Teclastimab is a T-cell redirecting, bispecific antibody targeting both BCMA and CD3, engineered to have the dual specificity to facilitate cell-to-cell interactions between a patient’s T-cells and malignant cells expressing tumor-specific antigens. The MajesTEC-1 study (NCT) was a first-in-human, open-label, dose escalation/dose expansion phase 1/2 trial of patients with relapsed/refractory multiple myeloma who received 3 or more previous lines of therapy and had been triple exposed to these classes.
After dose escalation, patients received teclistamab 1.5 mg/kg subcutaneously once weekly until progression or unacceptable toxicity. Overall response rate was 62%. “Why is that exciting? Because this is something that’s off the shelf that I can administer to my patients,” Cuellar said. “A lot of people are excited about CAR-T, but CAR-T takes time to coordinate. I think this is a preliminary promising efficacy.”
Cuellar cautioned that when treating patients with an antibody drug conjugate or bispecific antibody—“really, any time we’re engaging [the patient’s] T-cells”—2 adverse events should be top of mind: cytokine release syndrome (CRS) and neurotoxicity. In MajesTEC-1, 49.7% and 21.2% of patients had grade 1 or grade 2 CRS events, confined to the dose step-up and first cycle of therapy, and all resolved without the need for treatment discontinuation. Neurotoxicity was noted in 21% of patients, but no treatment discontinued therapy or reduced their dose.

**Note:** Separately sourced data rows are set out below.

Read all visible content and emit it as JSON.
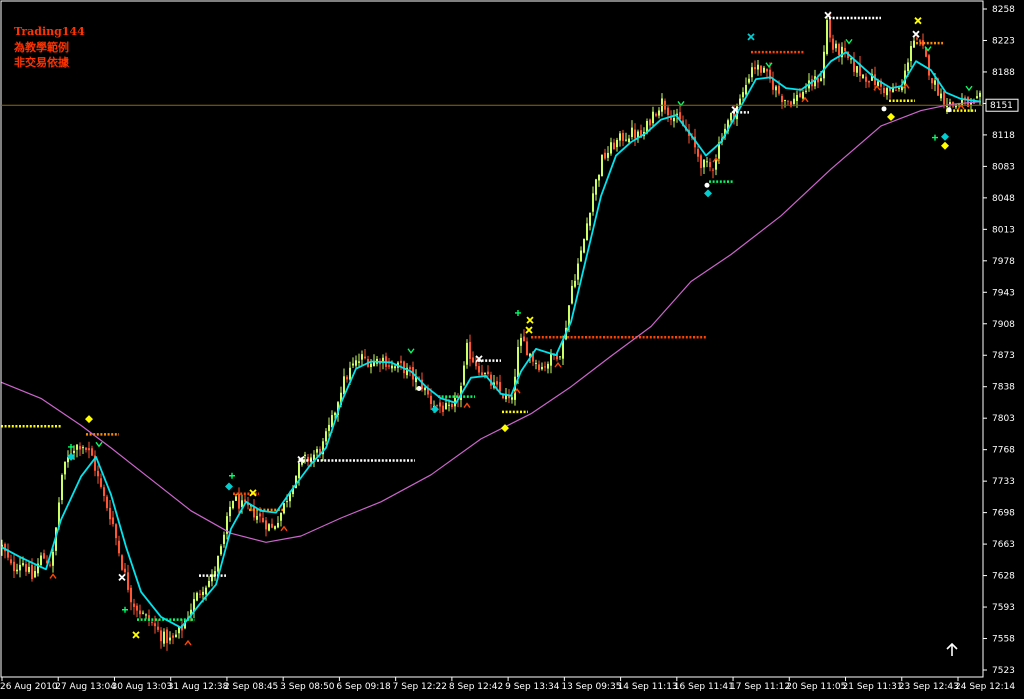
{
  "chart_data": {
    "type": "candlestick",
    "watermark": [
      "Trading144",
      "為教學範例",
      "非交易依據"
    ],
    "current_price": "8151",
    "ylim": [
      7505,
      8270
    ],
    "y_ticks": [
      "8258",
      "8223",
      "8188",
      "8153",
      "8118",
      "8083",
      "8048",
      "8013",
      "7978",
      "7943",
      "7908",
      "7873",
      "7838",
      "7803",
      "7768",
      "7733",
      "7698",
      "7663",
      "7628",
      "7593",
      "7558",
      "7523"
    ],
    "x_ticks": [
      "26 Aug 2010",
      "27 Aug 13:04",
      "30 Aug 13:03",
      "31 Aug 12:38",
      "2 Sep 08:45",
      "3 Sep 08:50",
      "6 Sep 09:18",
      "7 Sep 12:22",
      "8 Sep 12:42",
      "9 Sep 13:34",
      "13 Sep 09:35",
      "14 Sep 11:13",
      "16 Sep 11:41",
      "17 Sep 11:12",
      "20 Sep 11:05",
      "21 Sep 11:31",
      "23 Sep 12:43",
      "24 Sep 12:14"
    ],
    "price_path": [
      [
        0,
        7660
      ],
      [
        10,
        7635
      ],
      [
        20,
        7645
      ],
      [
        30,
        7625
      ],
      [
        40,
        7650
      ],
      [
        50,
        7640
      ],
      [
        60,
        7740
      ],
      [
        70,
        7770
      ],
      [
        80,
        7775
      ],
      [
        90,
        7760
      ],
      [
        100,
        7720
      ],
      [
        110,
        7690
      ],
      [
        120,
        7640
      ],
      [
        130,
        7600
      ],
      [
        140,
        7585
      ],
      [
        150,
        7575
      ],
      [
        160,
        7560
      ],
      [
        170,
        7555
      ],
      [
        180,
        7570
      ],
      [
        190,
        7595
      ],
      [
        200,
        7615
      ],
      [
        210,
        7625
      ],
      [
        220,
        7660
      ],
      [
        230,
        7715
      ],
      [
        240,
        7705
      ],
      [
        250,
        7700
      ],
      [
        260,
        7690
      ],
      [
        270,
        7680
      ],
      [
        280,
        7700
      ],
      [
        290,
        7730
      ],
      [
        300,
        7755
      ],
      [
        310,
        7760
      ],
      [
        320,
        7770
      ],
      [
        330,
        7800
      ],
      [
        340,
        7840
      ],
      [
        350,
        7860
      ],
      [
        360,
        7870
      ],
      [
        370,
        7865
      ],
      [
        380,
        7870
      ],
      [
        390,
        7860
      ],
      [
        400,
        7860
      ],
      [
        410,
        7850
      ],
      [
        420,
        7840
      ],
      [
        430,
        7820
      ],
      [
        440,
        7815
      ],
      [
        450,
        7810
      ],
      [
        460,
        7840
      ],
      [
        465,
        7880
      ],
      [
        470,
        7870
      ],
      [
        480,
        7855
      ],
      [
        490,
        7840
      ],
      [
        500,
        7830
      ],
      [
        510,
        7820
      ],
      [
        515,
        7875
      ],
      [
        520,
        7890
      ],
      [
        530,
        7870
      ],
      [
        540,
        7860
      ],
      [
        550,
        7870
      ],
      [
        560,
        7880
      ],
      [
        570,
        7950
      ],
      [
        580,
        7990
      ],
      [
        590,
        8050
      ],
      [
        600,
        8090
      ],
      [
        610,
        8105
      ],
      [
        620,
        8115
      ],
      [
        630,
        8120
      ],
      [
        640,
        8115
      ],
      [
        650,
        8140
      ],
      [
        660,
        8155
      ],
      [
        670,
        8140
      ],
      [
        680,
        8130
      ],
      [
        690,
        8110
      ],
      [
        700,
        8085
      ],
      [
        710,
        8080
      ],
      [
        720,
        8120
      ],
      [
        730,
        8140
      ],
      [
        740,
        8160
      ],
      [
        750,
        8195
      ],
      [
        760,
        8190
      ],
      [
        770,
        8175
      ],
      [
        780,
        8160
      ],
      [
        790,
        8155
      ],
      [
        800,
        8165
      ],
      [
        810,
        8175
      ],
      [
        820,
        8185
      ],
      [
        825,
        8245
      ],
      [
        830,
        8215
      ],
      [
        840,
        8210
      ],
      [
        850,
        8195
      ],
      [
        860,
        8185
      ],
      [
        870,
        8180
      ],
      [
        880,
        8170
      ],
      [
        890,
        8165
      ],
      [
        900,
        8170
      ],
      [
        910,
        8225
      ],
      [
        920,
        8215
      ],
      [
        930,
        8180
      ],
      [
        940,
        8160
      ],
      [
        950,
        8150
      ],
      [
        960,
        8155
      ],
      [
        970,
        8150
      ],
      [
        980,
        8160
      ]
    ],
    "ema_fast": [
      [
        0,
        7660
      ],
      [
        20,
        7648
      ],
      [
        45,
        7635
      ],
      [
        60,
        7690
      ],
      [
        80,
        7738
      ],
      [
        95,
        7760
      ],
      [
        110,
        7718
      ],
      [
        125,
        7660
      ],
      [
        140,
        7610
      ],
      [
        160,
        7582
      ],
      [
        180,
        7570
      ],
      [
        200,
        7598
      ],
      [
        215,
        7618
      ],
      [
        230,
        7680
      ],
      [
        245,
        7710
      ],
      [
        260,
        7700
      ],
      [
        275,
        7698
      ],
      [
        290,
        7722
      ],
      [
        310,
        7752
      ],
      [
        325,
        7770
      ],
      [
        340,
        7820
      ],
      [
        355,
        7858
      ],
      [
        370,
        7866
      ],
      [
        390,
        7865
      ],
      [
        410,
        7855
      ],
      [
        425,
        7838
      ],
      [
        440,
        7825
      ],
      [
        455,
        7820
      ],
      [
        470,
        7848
      ],
      [
        485,
        7850
      ],
      [
        500,
        7830
      ],
      [
        510,
        7828
      ],
      [
        520,
        7855
      ],
      [
        535,
        7880
      ],
      [
        555,
        7873
      ],
      [
        570,
        7910
      ],
      [
        585,
        7980
      ],
      [
        600,
        8050
      ],
      [
        615,
        8095
      ],
      [
        630,
        8110
      ],
      [
        645,
        8120
      ],
      [
        660,
        8135
      ],
      [
        675,
        8140
      ],
      [
        690,
        8118
      ],
      [
        705,
        8095
      ],
      [
        720,
        8110
      ],
      [
        740,
        8150
      ],
      [
        755,
        8180
      ],
      [
        770,
        8182
      ],
      [
        785,
        8170
      ],
      [
        800,
        8168
      ],
      [
        815,
        8180
      ],
      [
        830,
        8200
      ],
      [
        845,
        8210
      ],
      [
        860,
        8195
      ],
      [
        875,
        8180
      ],
      [
        890,
        8170
      ],
      [
        900,
        8172
      ],
      [
        915,
        8200
      ],
      [
        930,
        8190
      ],
      [
        945,
        8165
      ],
      [
        960,
        8158
      ],
      [
        980,
        8155
      ]
    ],
    "ema_slow": [
      [
        0,
        7843
      ],
      [
        40,
        7825
      ],
      [
        80,
        7795
      ],
      [
        110,
        7770
      ],
      [
        150,
        7735
      ],
      [
        190,
        7700
      ],
      [
        230,
        7675
      ],
      [
        265,
        7665
      ],
      [
        300,
        7672
      ],
      [
        340,
        7692
      ],
      [
        380,
        7710
      ],
      [
        430,
        7740
      ],
      [
        480,
        7780
      ],
      [
        530,
        7808
      ],
      [
        570,
        7838
      ],
      [
        610,
        7872
      ],
      [
        650,
        7905
      ],
      [
        690,
        7955
      ],
      [
        730,
        7985
      ],
      [
        780,
        8028
      ],
      [
        830,
        8080
      ],
      [
        880,
        8128
      ],
      [
        920,
        8145
      ],
      [
        950,
        8152
      ],
      [
        980,
        8155
      ]
    ],
    "levels": [
      {
        "color": "#ffff00",
        "x": [
          0,
          60
        ],
        "y": 7794
      },
      {
        "color": "#ff8c00",
        "x": [
          85,
          118
        ],
        "y": 7785
      },
      {
        "color": "#ffffff",
        "x": [
          298,
          414
        ],
        "y": 7756
      },
      {
        "color": "#ff8c00",
        "x": [
          248,
          282
        ],
        "y": 7701
      },
      {
        "color": "#ff4500",
        "x": [
          232,
          258
        ],
        "y": 7719
      },
      {
        "color": "#ffffff",
        "x": [
          198,
          225
        ],
        "y": 7628
      },
      {
        "color": "#00ff66",
        "x": [
          136,
          194
        ],
        "y": 7579
      },
      {
        "color": "#00ff66",
        "x": [
          437,
          474
        ],
        "y": 7827
      },
      {
        "color": "#ffff00",
        "x": [
          501,
          527
        ],
        "y": 7810
      },
      {
        "color": "#ff4500",
        "x": [
          530,
          705
        ],
        "y": 7893
      },
      {
        "color": "#ffffff",
        "x": [
          477,
          500
        ],
        "y": 7867
      },
      {
        "color": "#00ff66",
        "x": [
          708,
          732
        ],
        "y": 8066
      },
      {
        "color": "#ff4500",
        "x": [
          750,
          803
        ],
        "y": 8210
      },
      {
        "color": "#ffffff",
        "x": [
          828,
          880
        ],
        "y": 8248
      },
      {
        "color": "#ff8c00",
        "x": [
          915,
          942
        ],
        "y": 8220
      },
      {
        "color": "#ffff00",
        "x": [
          888,
          914
        ],
        "y": 8156
      },
      {
        "color": "#ffff00",
        "x": [
          945,
          975
        ],
        "y": 8145
      },
      {
        "color": "#ffffff",
        "x": [
          732,
          748
        ],
        "y": 8143
      }
    ],
    "markers": [
      {
        "sym": "diamond",
        "color": "#ffff00",
        "x": 88,
        "y": 7802
      },
      {
        "sym": "diamond",
        "color": "#00ced1",
        "x": 70,
        "y": 7760
      },
      {
        "sym": "plus",
        "color": "#00ff66",
        "x": 70,
        "y": 7771
      },
      {
        "sym": "v",
        "color": "#00ff66",
        "x": 98,
        "y": 7774
      },
      {
        "sym": "caret",
        "color": "#ff4500",
        "x": 52,
        "y": 7627
      },
      {
        "sym": "x",
        "color": "#ffffff",
        "x": 121,
        "y": 7626
      },
      {
        "sym": "plus",
        "color": "#00ff66",
        "x": 124,
        "y": 7590
      },
      {
        "sym": "x",
        "color": "#ffff00",
        "x": 135,
        "y": 7562
      },
      {
        "sym": "caret",
        "color": "#ff4500",
        "x": 187,
        "y": 7553
      },
      {
        "sym": "plus",
        "color": "#00ff66",
        "x": 231,
        "y": 7739
      },
      {
        "sym": "diamond",
        "color": "#00ced1",
        "x": 228,
        "y": 7727
      },
      {
        "sym": "x",
        "color": "#ffff00",
        "x": 252,
        "y": 7720
      },
      {
        "sym": "caret",
        "color": "#ff4500",
        "x": 283,
        "y": 7680
      },
      {
        "sym": "x",
        "color": "#ffffff",
        "x": 300,
        "y": 7757
      },
      {
        "sym": "v",
        "color": "#00ff66",
        "x": 410,
        "y": 7878
      },
      {
        "sym": "dot",
        "color": "#ffffff",
        "x": 418,
        "y": 7836
      },
      {
        "sym": "diamond",
        "color": "#00ced1",
        "x": 434,
        "y": 7813
      },
      {
        "sym": "caret",
        "color": "#ff4500",
        "x": 466,
        "y": 7817
      },
      {
        "sym": "x",
        "color": "#ffffff",
        "x": 478,
        "y": 7869
      },
      {
        "sym": "diamond",
        "color": "#ffff00",
        "x": 504,
        "y": 7792
      },
      {
        "sym": "caret",
        "color": "#ff4500",
        "x": 516,
        "y": 7833
      },
      {
        "sym": "plus",
        "color": "#00ff66",
        "x": 517,
        "y": 7920
      },
      {
        "sym": "x",
        "color": "#ffff00",
        "x": 529,
        "y": 7912
      },
      {
        "sym": "x",
        "color": "#ffff00",
        "x": 528,
        "y": 7901
      },
      {
        "sym": "caret",
        "color": "#ff4500",
        "x": 557,
        "y": 7862
      },
      {
        "sym": "v",
        "color": "#00ff66",
        "x": 680,
        "y": 8153
      },
      {
        "sym": "dot",
        "color": "#ffffff",
        "x": 706,
        "y": 8062
      },
      {
        "sym": "diamond",
        "color": "#00ced1",
        "x": 707,
        "y": 8053
      },
      {
        "sym": "caret",
        "color": "#ff4500",
        "x": 715,
        "y": 8090
      },
      {
        "sym": "x",
        "color": "#ffffff",
        "x": 734,
        "y": 8146
      },
      {
        "sym": "x",
        "color": "#00ced1",
        "x": 750,
        "y": 8227
      },
      {
        "sym": "v",
        "color": "#00ff66",
        "x": 768,
        "y": 8196
      },
      {
        "sym": "caret",
        "color": "#ff4500",
        "x": 804,
        "y": 8157
      },
      {
        "sym": "x",
        "color": "#ffffff",
        "x": 827,
        "y": 8251
      },
      {
        "sym": "v",
        "color": "#00ff66",
        "x": 848,
        "y": 8222
      },
      {
        "sym": "caret",
        "color": "#ff4500",
        "x": 876,
        "y": 8170
      },
      {
        "sym": "dot",
        "color": "#ffffff",
        "x": 883,
        "y": 8147
      },
      {
        "sym": "diamond",
        "color": "#ffff00",
        "x": 890,
        "y": 8138
      },
      {
        "sym": "caret",
        "color": "#ff4500",
        "x": 905,
        "y": 8172
      },
      {
        "sym": "x",
        "color": "#ffff00",
        "x": 917,
        "y": 8245
      },
      {
        "sym": "x",
        "color": "#ffffff",
        "x": 915,
        "y": 8230
      },
      {
        "sym": "v",
        "color": "#00ff66",
        "x": 927,
        "y": 8214
      },
      {
        "sym": "diamond",
        "color": "#00ced1",
        "x": 944,
        "y": 8116
      },
      {
        "sym": "diamond",
        "color": "#ffff00",
        "x": 944,
        "y": 8106
      },
      {
        "sym": "plus",
        "color": "#00ff66",
        "x": 934,
        "y": 8115
      },
      {
        "sym": "dot",
        "color": "#ffffff",
        "x": 948,
        "y": 8146
      },
      {
        "sym": "v",
        "color": "#00ff66",
        "x": 968,
        "y": 8170
      },
      {
        "sym": "caret",
        "color": "#ff4500",
        "x": 960,
        "y": 8149
      }
    ]
  },
  "colors": {
    "background": "#000000",
    "frame": "#ffffff",
    "bull": "#ccff66",
    "bear": "#ff5533",
    "ema_fast": "#00e5ee",
    "ema_slow": "#cc66cc",
    "price_line": "#8b6914",
    "watermark": "#ff3300",
    "text": "#ffffff"
  },
  "icons": {
    "arrow": "up-arrow-icon"
  }
}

Teclistamab is a first-in-class investigational therapy with a PDUFA date slated for the third quarter of 2022. It is administered subcutaneously at a dose of 1.5 mg/kg once per week.